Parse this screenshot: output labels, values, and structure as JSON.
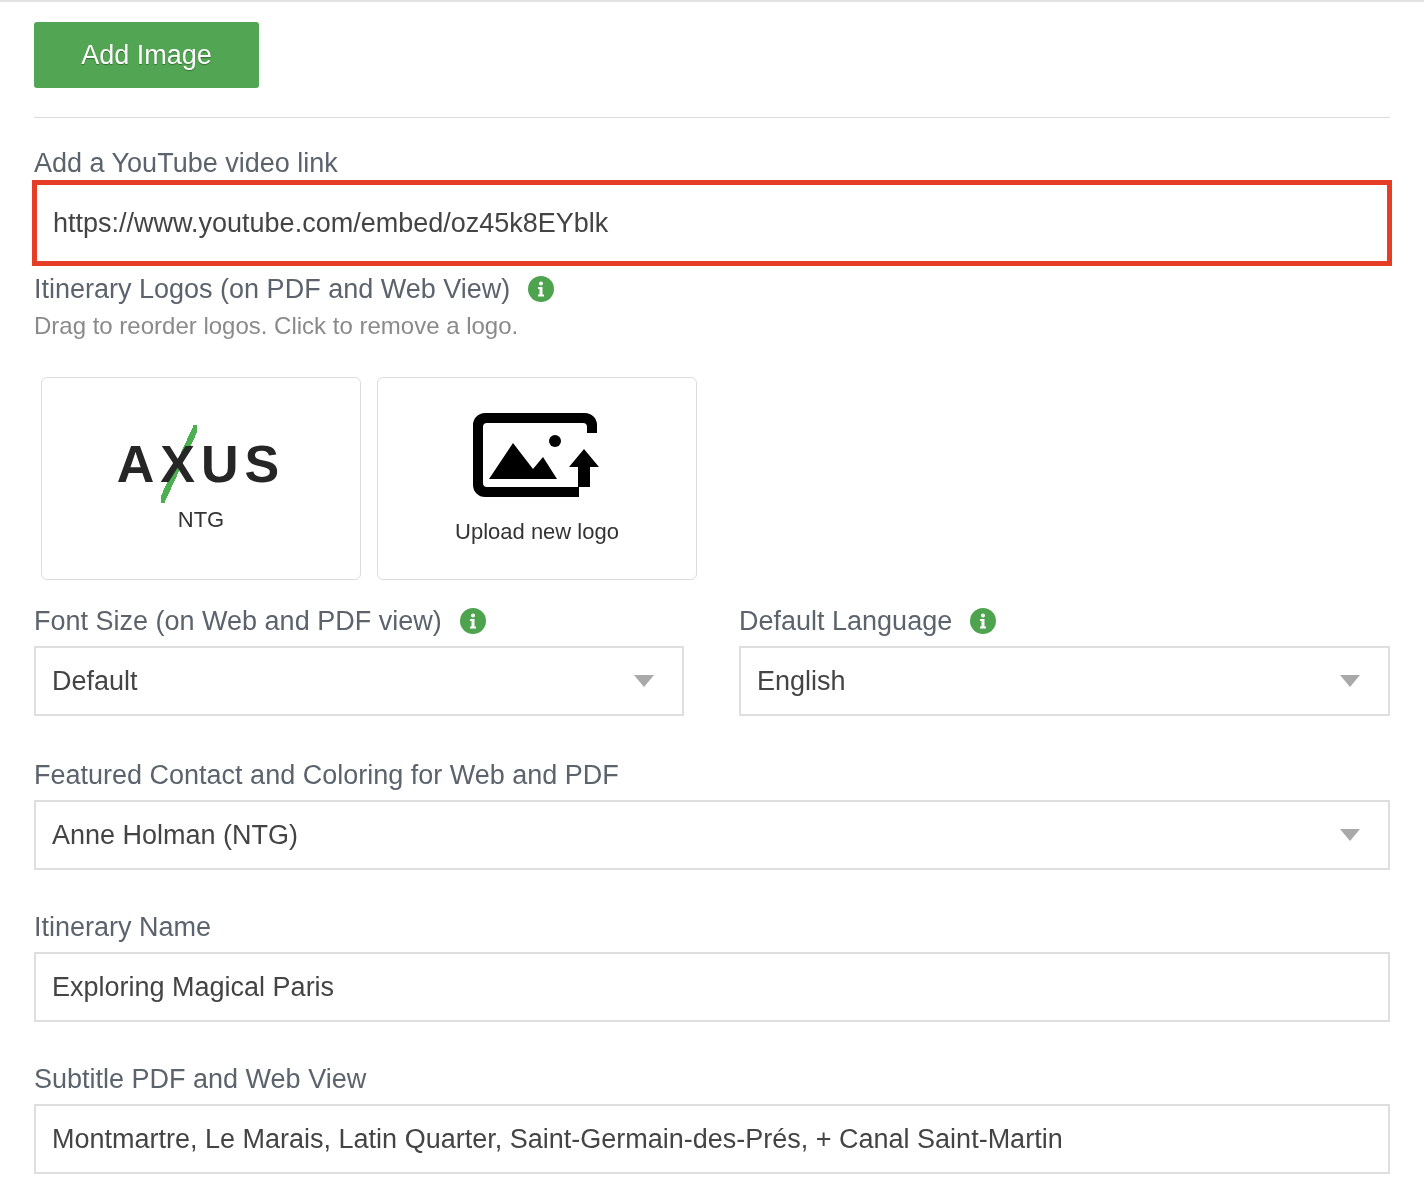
{
  "add_image_button": "Add Image",
  "youtube": {
    "label": "Add a YouTube video link",
    "value": "https://www.youtube.com/embed/oz45k8EYblk",
    "highlighted": true
  },
  "logos_section": {
    "label": "Itinerary Logos (on PDF and Web View)",
    "info": true,
    "hint": "Drag to reorder logos. Click to remove a logo.",
    "logos": [
      {
        "kind": "logo",
        "logo_text": "AXUS",
        "caption": "NTG"
      },
      {
        "kind": "upload",
        "caption": "Upload new logo"
      }
    ]
  },
  "selects": [
    {
      "label": "Font Size (on Web and PDF view)",
      "info": true,
      "value": "Default"
    },
    {
      "label": "Default Language",
      "info": true,
      "value": "English"
    }
  ],
  "featured": {
    "label": "Featured Contact and Coloring for Web and PDF",
    "value": "Anne Holman (NTG)"
  },
  "fields": [
    {
      "label": "Itinerary Name",
      "value": "Exploring Magical Paris"
    },
    {
      "label": "Subtitle PDF and Web View",
      "value": "Montmartre, Le Marais, Latin Quarter, Saint-Germain-des-Prés, + Canal Saint-Martin"
    }
  ]
}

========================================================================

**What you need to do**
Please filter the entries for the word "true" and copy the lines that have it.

**Solution for this task**
    "highlighted": true
    "info": true,
      "info": true,
      "info": true,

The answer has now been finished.